*Work instruction*.
Please return the records below exactly as they stand.

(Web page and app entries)
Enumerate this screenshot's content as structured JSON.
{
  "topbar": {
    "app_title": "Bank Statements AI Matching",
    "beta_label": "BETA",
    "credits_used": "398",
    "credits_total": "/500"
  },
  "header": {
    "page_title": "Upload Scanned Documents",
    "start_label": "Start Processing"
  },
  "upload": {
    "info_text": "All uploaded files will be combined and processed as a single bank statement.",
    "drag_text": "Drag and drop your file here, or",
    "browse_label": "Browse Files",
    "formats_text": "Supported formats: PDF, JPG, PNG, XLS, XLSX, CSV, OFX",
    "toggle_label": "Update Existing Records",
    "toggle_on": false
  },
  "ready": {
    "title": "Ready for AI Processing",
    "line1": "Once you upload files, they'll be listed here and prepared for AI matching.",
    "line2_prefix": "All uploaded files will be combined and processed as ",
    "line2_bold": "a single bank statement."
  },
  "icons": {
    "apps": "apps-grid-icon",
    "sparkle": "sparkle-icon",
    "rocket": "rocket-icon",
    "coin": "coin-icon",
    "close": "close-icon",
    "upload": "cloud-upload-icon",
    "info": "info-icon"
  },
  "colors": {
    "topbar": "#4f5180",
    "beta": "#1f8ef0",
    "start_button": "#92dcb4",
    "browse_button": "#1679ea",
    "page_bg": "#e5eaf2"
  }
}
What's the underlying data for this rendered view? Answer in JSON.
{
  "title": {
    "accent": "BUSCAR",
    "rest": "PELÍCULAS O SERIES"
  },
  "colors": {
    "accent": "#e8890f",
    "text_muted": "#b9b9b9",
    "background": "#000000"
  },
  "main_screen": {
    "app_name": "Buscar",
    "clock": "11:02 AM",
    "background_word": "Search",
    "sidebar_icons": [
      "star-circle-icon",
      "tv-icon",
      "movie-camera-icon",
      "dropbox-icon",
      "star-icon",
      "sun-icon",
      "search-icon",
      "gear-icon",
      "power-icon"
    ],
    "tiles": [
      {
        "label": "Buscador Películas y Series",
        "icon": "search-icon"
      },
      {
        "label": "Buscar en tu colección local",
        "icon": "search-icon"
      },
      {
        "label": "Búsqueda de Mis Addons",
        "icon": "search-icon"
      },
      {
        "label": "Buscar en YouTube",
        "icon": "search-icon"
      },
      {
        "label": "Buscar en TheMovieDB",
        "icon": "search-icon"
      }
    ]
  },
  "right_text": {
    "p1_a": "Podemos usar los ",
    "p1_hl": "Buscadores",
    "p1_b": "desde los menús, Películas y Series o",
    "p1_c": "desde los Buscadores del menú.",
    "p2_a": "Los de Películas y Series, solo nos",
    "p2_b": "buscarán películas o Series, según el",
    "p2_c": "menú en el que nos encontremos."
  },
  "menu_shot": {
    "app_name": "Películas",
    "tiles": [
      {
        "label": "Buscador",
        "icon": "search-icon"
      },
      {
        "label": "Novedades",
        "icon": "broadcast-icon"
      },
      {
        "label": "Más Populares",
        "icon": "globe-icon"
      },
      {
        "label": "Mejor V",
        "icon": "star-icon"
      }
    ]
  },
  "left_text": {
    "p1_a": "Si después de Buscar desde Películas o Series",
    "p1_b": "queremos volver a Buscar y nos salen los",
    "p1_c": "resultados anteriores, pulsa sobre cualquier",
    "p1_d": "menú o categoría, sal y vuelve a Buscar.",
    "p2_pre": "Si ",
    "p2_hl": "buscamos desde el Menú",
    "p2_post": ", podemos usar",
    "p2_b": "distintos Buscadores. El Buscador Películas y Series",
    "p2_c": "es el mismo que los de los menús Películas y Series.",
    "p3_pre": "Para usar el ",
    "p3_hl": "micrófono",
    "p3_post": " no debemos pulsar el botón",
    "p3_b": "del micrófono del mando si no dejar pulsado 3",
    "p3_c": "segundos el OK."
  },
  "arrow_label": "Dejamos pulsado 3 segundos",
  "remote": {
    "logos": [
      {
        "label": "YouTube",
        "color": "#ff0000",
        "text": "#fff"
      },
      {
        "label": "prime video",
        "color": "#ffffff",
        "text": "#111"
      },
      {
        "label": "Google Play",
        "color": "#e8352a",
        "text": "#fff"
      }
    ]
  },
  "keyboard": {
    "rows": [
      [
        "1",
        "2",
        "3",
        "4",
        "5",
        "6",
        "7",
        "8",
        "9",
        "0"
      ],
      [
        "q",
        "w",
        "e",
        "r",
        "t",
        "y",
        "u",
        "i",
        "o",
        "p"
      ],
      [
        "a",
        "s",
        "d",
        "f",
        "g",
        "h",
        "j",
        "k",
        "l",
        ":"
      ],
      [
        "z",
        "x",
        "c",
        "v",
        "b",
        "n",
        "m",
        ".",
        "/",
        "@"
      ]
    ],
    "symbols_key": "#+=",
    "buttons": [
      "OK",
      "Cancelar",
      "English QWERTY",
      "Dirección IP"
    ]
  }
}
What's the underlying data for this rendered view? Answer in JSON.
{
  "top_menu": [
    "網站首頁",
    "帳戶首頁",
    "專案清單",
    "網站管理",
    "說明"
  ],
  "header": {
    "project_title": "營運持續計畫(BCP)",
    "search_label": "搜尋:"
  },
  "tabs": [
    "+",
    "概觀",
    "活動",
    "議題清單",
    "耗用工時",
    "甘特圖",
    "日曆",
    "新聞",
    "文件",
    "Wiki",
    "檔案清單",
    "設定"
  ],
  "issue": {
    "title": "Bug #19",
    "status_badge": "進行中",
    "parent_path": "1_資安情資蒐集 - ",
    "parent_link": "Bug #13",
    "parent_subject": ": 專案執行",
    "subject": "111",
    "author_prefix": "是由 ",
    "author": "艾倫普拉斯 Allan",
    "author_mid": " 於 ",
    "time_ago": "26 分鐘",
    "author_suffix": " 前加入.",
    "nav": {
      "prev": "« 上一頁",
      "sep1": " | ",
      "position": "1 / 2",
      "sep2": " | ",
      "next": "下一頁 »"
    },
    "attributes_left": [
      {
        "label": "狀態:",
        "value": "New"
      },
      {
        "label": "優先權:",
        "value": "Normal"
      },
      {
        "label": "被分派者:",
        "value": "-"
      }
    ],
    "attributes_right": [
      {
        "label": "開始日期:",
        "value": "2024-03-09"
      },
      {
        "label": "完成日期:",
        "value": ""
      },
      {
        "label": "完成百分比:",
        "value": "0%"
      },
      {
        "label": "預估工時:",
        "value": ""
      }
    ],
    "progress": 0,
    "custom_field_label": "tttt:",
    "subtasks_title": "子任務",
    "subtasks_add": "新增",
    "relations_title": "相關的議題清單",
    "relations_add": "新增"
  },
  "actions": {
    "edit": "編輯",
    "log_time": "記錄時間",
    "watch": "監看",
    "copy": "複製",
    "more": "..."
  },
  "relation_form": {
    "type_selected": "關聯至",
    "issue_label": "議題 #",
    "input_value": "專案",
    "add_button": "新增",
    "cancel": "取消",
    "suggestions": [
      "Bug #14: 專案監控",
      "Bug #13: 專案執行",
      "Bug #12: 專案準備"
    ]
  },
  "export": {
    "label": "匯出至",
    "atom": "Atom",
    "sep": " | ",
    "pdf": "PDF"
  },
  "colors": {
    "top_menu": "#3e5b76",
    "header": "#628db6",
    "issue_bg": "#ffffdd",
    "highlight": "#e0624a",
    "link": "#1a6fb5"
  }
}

*Solution to this task*.
Enumerate this screenshot's content as structured JSON.
{
  "topbar": {
    "app_title": "Bank Statements AI Matching",
    "beta_label": "BETA",
    "credits_used": "398",
    "credits_total": "/500"
  },
  "header": {
    "page_title": "Upload Scanned Documents",
    "start_label": "Start Processing"
  },
  "upload": {
    "info_text": "All uploaded files will be combined and processed as a single bank statement.",
    "drag_text": "Drag and drop your file here, or",
    "browse_label": "Browse Files",
    "formats_text": "Supported formats: PDF, JPG, PNG, XLS, XLSX, CSV, OFX",
    "toggle_label": "Update Existing Records",
    "toggle_on": false
  },
  "ready": {
    "title": "Ready for AI Processing",
    "line1": "Once you upload files, they'll be listed here and prepared for AI matching.",
    "line2_prefix": "All uploaded files will be combined and processed as ",
    "line2_bold": "a single bank statement."
  },
  "icons": {
    "apps": "apps-grid-icon",
    "sparkle": "sparkle-icon",
    "rocket": "rocket-icon",
    "coin": "coin-icon",
    "close": "close-icon",
    "upload": "cloud-upload-icon",
    "info": "info-icon"
  },
  "colors": {
    "topbar": "#4f5180",
    "beta": "#1f8ef0",
    "start_button": "#92dcb4",
    "browse_button": "#1679ea",
    "page_bg": "#e5eaf2"
  }
}
What's the underlying data for this rendered view? Answer in JSON.
{
  "title": {
    "accent": "BUSCAR",
    "rest": "PELÍCULAS O SERIES"
  },
  "colors": {
    "accent": "#e8890f",
    "text_muted": "#b9b9b9",
    "background": "#000000"
  },
  "main_screen": {
    "app_name": "Buscar",
    "clock": "11:02 AM",
    "background_word": "Search",
    "sidebar_icons": [
      "star-circle-icon",
      "tv-icon",
      "movie-camera-icon",
      "dropbox-icon",
      "star-icon",
      "sun-icon",
      "search-icon",
      "gear-icon",
      "power-icon"
    ],
    "tiles": [
      {
        "label": "Buscador Películas y Series",
        "icon": "search-icon"
      },
      {
        "label": "Buscar en tu colección local",
        "icon": "search-icon"
      },
      {
        "label": "Búsqueda de Mis Addons",
        "icon": "search-icon"
      },
      {
        "label": "Buscar en YouTube",
        "icon": "search-icon"
      },
      {
        "label": "Buscar en TheMovieDB",
        "icon": "search-icon"
      }
    ]
  },
  "right_text": {
    "p1_a": "Podemos usar los ",
    "p1_hl": "Buscadores",
    "p1_b": "desde los menús, Películas y Series o",
    "p1_c": "desde los Buscadores del menú.",
    "p2_a": "Los de Películas y Series, solo nos",
    "p2_b": "buscarán películas o Series, según el",
    "p2_c": "menú en el que nos encontremos."
  },
  "menu_shot": {
    "app_name": "Películas",
    "tiles": [
      {
        "label": "Buscador",
        "icon": "search-icon"
      },
      {
        "label": "Novedades",
        "icon": "broadcast-icon"
      },
      {
        "label": "Más Populares",
        "icon": "globe-icon"
      },
      {
        "label": "Mejor V",
        "icon": "star-icon"
      }
    ]
  },
  "left_text": {
    "p1_a": "Si después de Buscar desde Películas o Series",
    "p1_b": "queremos volver a Buscar y nos salen los",
    "p1_c": "resultados anteriores, pulsa sobre cualquier",
    "p1_d": "menú o categoría, sal y vuelve a Buscar.",
    "p2_pre": "Si ",
    "p2_hl": "buscamos desde el Menú",
    "p2_post": ", podemos usar",
    "p2_b": "distintos Buscadores. El Buscador Películas y Series",
    "p2_c": "es el mismo que los de los menús Películas y Series.",
    "p3_pre": "Para usar el ",
    "p3_hl": "micrófono",
    "p3_post": " no debemos pulsar el botón",
    "p3_b": "del micrófono del mando si no dejar pulsado 3",
    "p3_c": "segundos el OK."
  },
  "arrow_label": "Dejamos pulsado 3 segundos",
  "remote": {
    "logos": [
      {
        "label": "YouTube",
        "color": "#ff0000",
        "text": "#fff"
      },
      {
        "label": "prime video",
        "color": "#ffffff",
        "text": "#111"
      },
      {
        "label": "Google Play",
        "color": "#e8352a",
        "text": "#fff"
      }
    ]
  },
  "keyboard": {
    "rows": [
      [
        "1",
        "2",
        "3",
        "4",
        "5",
        "6",
        "7",
        "8",
        "9",
        "0"
      ],
      [
        "q",
        "w",
        "e",
        "r",
        "t",
        "y",
        "u",
        "i",
        "o",
        "p"
      ],
      [
        "a",
        "s",
        "d",
        "f",
        "g",
        "h",
        "j",
        "k",
        "l",
        ":"
      ],
      [
        "z",
        "x",
        "c",
        "v",
        "b",
        "n",
        "m",
        ".",
        "/",
        "@"
      ]
    ],
    "symbols_key": "#+=",
    "buttons": [
      "OK",
      "Cancelar",
      "English QWERTY",
      "Dirección IP"
    ]
  }
}
What's the underlying data for this rendered view? Answer in JSON.
{
  "top_menu": [
    "網站首頁",
    "帳戶首頁",
    "專案清單",
    "網站管理",
    "說明"
  ],
  "header": {
    "project_title": "營運持續計畫(BCP)",
    "search_label": "搜尋:"
  },
  "tabs": [
    "+",
    "概觀",
    "活動",
    "議題清單",
    "耗用工時",
    "甘特圖",
    "日曆",
    "新聞",
    "文件",
    "Wiki",
    "檔案清單",
    "設定"
  ],
  "issue": {
    "title": "Bug #19",
    "status_badge": "進行中",
    "parent_path": "1_資安情資蒐集 - ",
    "parent_link": "Bug #13",
    "parent_subject": ": 專案執行",
    "subject": "111",
    "author_prefix": "是由 ",
    "author": "艾倫普拉斯 Allan",
    "author_mid": " 於 ",
    "time_ago": "26 分鐘",
    "author_suffix": " 前加入.",
    "nav": {
      "prev": "« 上一頁",
      "sep1": " | ",
      "position": "1 / 2",
      "sep2": " | ",
      "next": "下一頁 »"
    },
    "attributes_left": [
      {
        "label": "狀態:",
        "value": "New"
      },
      {
        "label": "優先權:",
        "value": "Normal"
      },
      {
        "label": "被分派者:",
        "value": "-"
      }
    ],
    "attributes_right": [
      {
        "label": "開始日期:",
        "value": "2024-03-09"
      },
      {
        "label": "完成日期:",
        "value": ""
      },
      {
        "label": "完成百分比:",
        "value": "0%"
      },
      {
        "label": "預估工時:",
        "value": ""
      }
    ],
    "progress": 0,
    "custom_field_label": "tttt:",
    "subtasks_title": "子任務",
    "subtasks_add": "新增",
    "relations_title": "相關的議題清單",
    "relations_add": "新增"
  },
  "actions": {
    "edit": "編輯",
    "log_time": "記錄時間",
    "watch": "監看",
    "copy": "複製",
    "more": "..."
  },
  "relation_form": {
    "type_selected": "關聯至",
    "issue_label": "議題 #",
    "input_value": "專案",
    "add_button": "新增",
    "cancel": "取消",
    "suggestions": [
      "Bug #14: 專案監控",
      "Bug #13: 專案執行",
      "Bug #12: 專案準備"
    ]
  },
  "export": {
    "label": "匯出至",
    "atom": "Atom",
    "sep": " | ",
    "pdf": "PDF"
  },
  "colors": {
    "top_menu": "#3e5b76",
    "header": "#628db6",
    "issue_bg": "#ffffdd",
    "highlight": "#e0624a",
    "link": "#1a6fb5"
  }
}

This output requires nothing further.